== SUPPLIED ENTRIES ==
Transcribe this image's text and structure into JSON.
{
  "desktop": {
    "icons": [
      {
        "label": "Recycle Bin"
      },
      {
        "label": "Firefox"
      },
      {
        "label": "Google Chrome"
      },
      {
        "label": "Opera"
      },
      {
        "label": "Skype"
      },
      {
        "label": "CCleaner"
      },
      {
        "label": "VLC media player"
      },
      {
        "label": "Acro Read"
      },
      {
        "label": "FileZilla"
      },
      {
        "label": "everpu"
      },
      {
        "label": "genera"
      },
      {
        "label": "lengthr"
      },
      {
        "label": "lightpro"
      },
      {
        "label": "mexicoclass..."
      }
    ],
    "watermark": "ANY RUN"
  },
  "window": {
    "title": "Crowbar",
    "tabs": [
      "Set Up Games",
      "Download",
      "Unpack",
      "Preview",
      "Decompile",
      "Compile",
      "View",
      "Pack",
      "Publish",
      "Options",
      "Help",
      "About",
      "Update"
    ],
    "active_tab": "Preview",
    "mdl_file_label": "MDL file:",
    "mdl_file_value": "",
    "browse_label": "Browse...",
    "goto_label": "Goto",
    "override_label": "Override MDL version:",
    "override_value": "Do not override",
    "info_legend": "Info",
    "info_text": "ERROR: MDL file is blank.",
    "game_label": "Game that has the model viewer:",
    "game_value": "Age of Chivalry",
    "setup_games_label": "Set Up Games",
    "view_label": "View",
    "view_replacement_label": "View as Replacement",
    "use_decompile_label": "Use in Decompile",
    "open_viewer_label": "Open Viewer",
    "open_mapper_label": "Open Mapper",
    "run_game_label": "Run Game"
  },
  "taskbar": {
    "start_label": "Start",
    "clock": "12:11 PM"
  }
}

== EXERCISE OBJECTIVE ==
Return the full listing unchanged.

== ANSWER FOR THIS EXERCISE ==
Transcribe this image's text and structure into JSON.
{
  "desktop": {
    "icons": [
      {
        "label": "Recycle Bin"
      },
      {
        "label": "Firefox"
      },
      {
        "label": "Google Chrome"
      },
      {
        "label": "Opera"
      },
      {
        "label": "Skype"
      },
      {
        "label": "CCleaner"
      },
      {
        "label": "VLC media player"
      },
      {
        "label": "Acro Read"
      },
      {
        "label": "FileZilla"
      },
      {
        "label": "everpu"
      },
      {
        "label": "genera"
      },
      {
        "label": "lengthr"
      },
      {
        "label": "lightpro"
      },
      {
        "label": "mexicoclass..."
      }
    ],
    "watermark": "ANY RUN"
  },
  "window": {
    "title": "Crowbar",
    "tabs": [
      "Set Up Games",
      "Download",
      "Unpack",
      "Preview",
      "Decompile",
      "Compile",
      "View",
      "Pack",
      "Publish",
      "Options",
      "Help",
      "About",
      "Update"
    ],
    "active_tab": "Preview",
    "mdl_file_label": "MDL file:",
    "mdl_file_value": "",
    "browse_label": "Browse...",
    "goto_label": "Goto",
    "override_label": "Override MDL version:",
    "override_value": "Do not override",
    "info_legend": "Info",
    "info_text": "ERROR: MDL file is blank.",
    "game_label": "Game that has the model viewer:",
    "game_value": "Age of Chivalry",
    "setup_games_label": "Set Up Games",
    "view_label": "View",
    "view_replacement_label": "View as Replacement",
    "use_decompile_label": "Use in Decompile",
    "open_viewer_label": "Open Viewer",
    "open_mapper_label": "Open Mapper",
    "run_game_label": "Run Game"
  },
  "taskbar": {
    "start_label": "Start",
    "clock": "12:11 PM"
  }
}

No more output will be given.